Do You Need a Fictitious Business Name?
It is important to note that the definition of a fictitious business name may vary from state to state. In San Diego County, California, for example, it is any name that does not include the surname of the individual owner and each of the partners, or the nature of the business is not clear. This means that if the previous example used “Debbie Johnson Daycare,” she may not have to register her business name as a fictitious business name because her entire legal name is included.
You also need to register your business name if the title you use implies more people are a part of the business than are actually involved. Say the name of the daycare was “Debbie Johnson & Associate’s Daycare,” but Debbie was the only one involved. This business would need to be registered as a fictitious business name even though Debbie’s full legal name is used.
A fictitious business name is sometimes required. If you transact business for profit, you have to register your business name within 40 days of your first transaction. This may vary from state to state and even from county to county. However, if you are doing business under a name that is not your legal name, you likely need to register it as a fictitious business name.
Basically, you need a fictitious business name if your legal name is not a part of the business title. Most freelance workers do not require a DBA, but anyone who provides a service or product may want to include another descriptor than just their legal name. This will help you attract more customers and clients than simply using your legal name. Always talk with an attorney to make sure you are doing everything correctly.
Why Do You Need to Register It?
Why is it so important that your fictitious business name is registered? Simply put, the government wants to be able to quickly find out who owns and operates a business in case a legal problem arises. If your business is called “Debbie’s Daycare,” the government would have a hard time finding Debbie should a consumer make a complaint.
Legal issues are not the only concern here. When you register your business name, you become part of a database that other business owners can look through to make sure the same business names are not used over and over again. Registering a fictitious business name also ensure you can sign contracts and make agreements on behalf of your business.
Turning to Legal Help
There are a lot of nuances to owning your own business. As an entrepreneur you likely expect to be a Jack-of-all-trades. When it comes to legal issues, however, you definitely want to turn to a professional. You need to make sure you do everything according to the letter of the law. When naming your business, make sure to get professional legal advice.
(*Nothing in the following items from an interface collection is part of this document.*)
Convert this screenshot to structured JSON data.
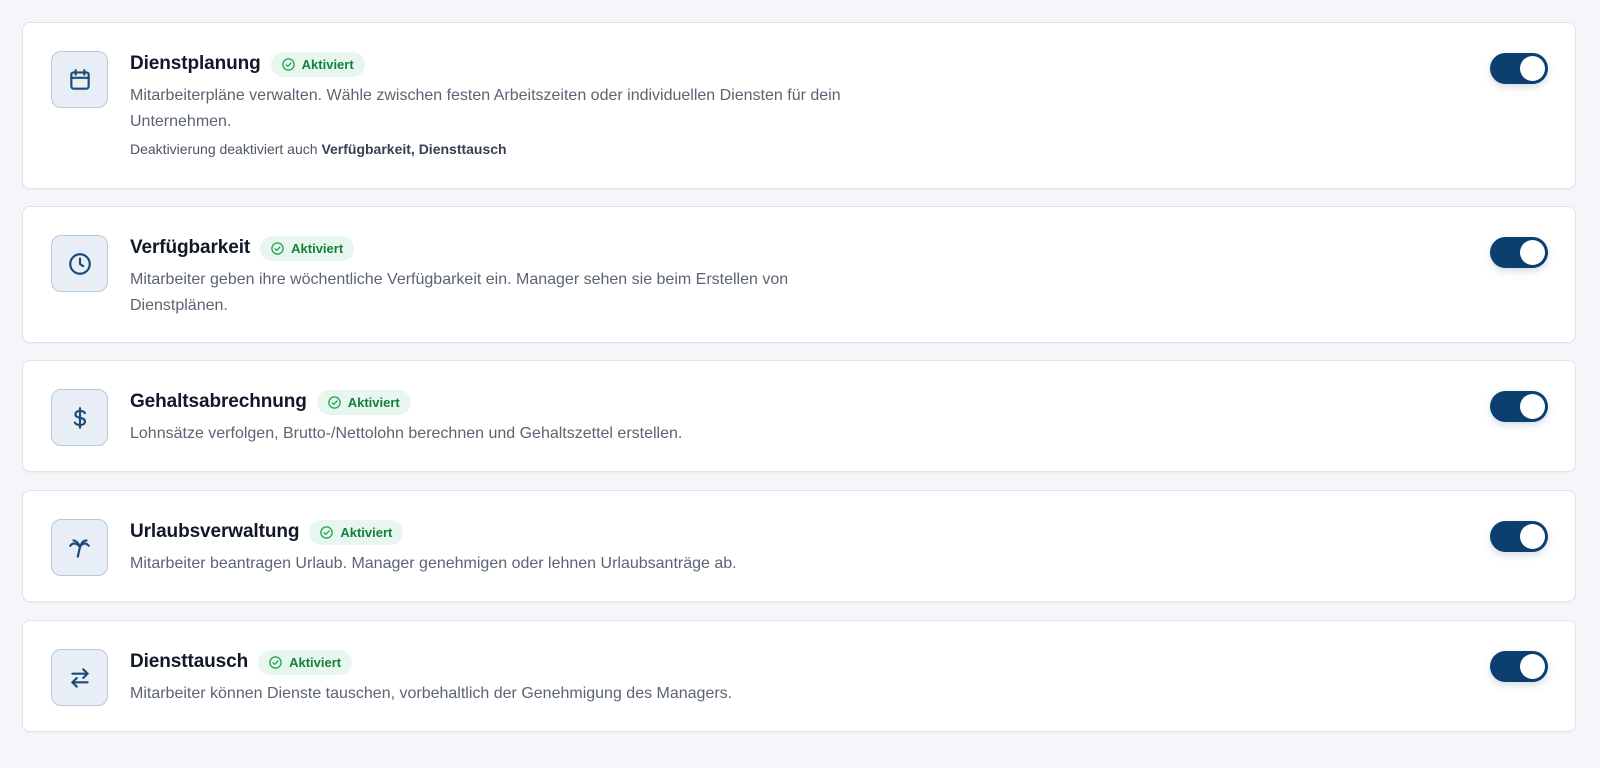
{
  "features": [
    {
      "title": "Dienstplanung",
      "badge": "Aktiviert",
      "description_line1": "Mitarbeiterpläne verwalten. Wähle zwischen festen Arbeitszeiten oder individuellen Diensten für dein",
      "description_line2": "Unternehmen.",
      "note_prefix": "Deaktivierung deaktiviert auch",
      "note_strong": "Verfügbarkeit, Diensttausch",
      "icon": "calendar-icon",
      "enabled": true
    },
    {
      "title": "Verfügbarkeit",
      "badge": "Aktiviert",
      "description_line1": "Mitarbeiter geben ihre wöchentliche Verfügbarkeit ein. Manager sehen sie beim Erstellen von",
      "description_line2": "Dienstplänen.",
      "icon": "clock-icon",
      "enabled": true
    },
    {
      "title": "Gehaltsabrechnung",
      "badge": "Aktiviert",
      "description_line1": "Lohnsätze verfolgen, Brutto-/Nettolohn berechnen und Gehaltszettel erstellen.",
      "icon": "dollar-icon",
      "enabled": true
    },
    {
      "title": "Urlaubsverwaltung",
      "badge": "Aktiviert",
      "description_line1": "Mitarbeiter beantragen Urlaub. Manager genehmigen oder lehnen Urlaubsanträge ab.",
      "icon": "palm-tree-icon",
      "enabled": true
    },
    {
      "title": "Diensttausch",
      "badge": "Aktiviert",
      "description_line1": "Mitarbeiter können Dienste tauschen, vorbehaltlich der Genehmigung des Managers.",
      "icon": "swap-arrows-icon",
      "enabled": true
    }
  ],
  "colors": {
    "accent": "#0c3e6e",
    "badge_bg": "#e7f6ee",
    "badge_text": "#15803d",
    "icon_bg": "#e8eef5"
  }
}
The attorney will be able to help you register your business name if it has to be registered. A business and commercial law attorney will know exactly what is required in your location.
The content on our website is only meant to provide general information and is not legal advice. We make our best efforts to make sure the information is accurate, but we cannot guarantee it. Do not rely on the content as legal advice. For assistance with legal problems or for a legal inquiry please contact you attorney.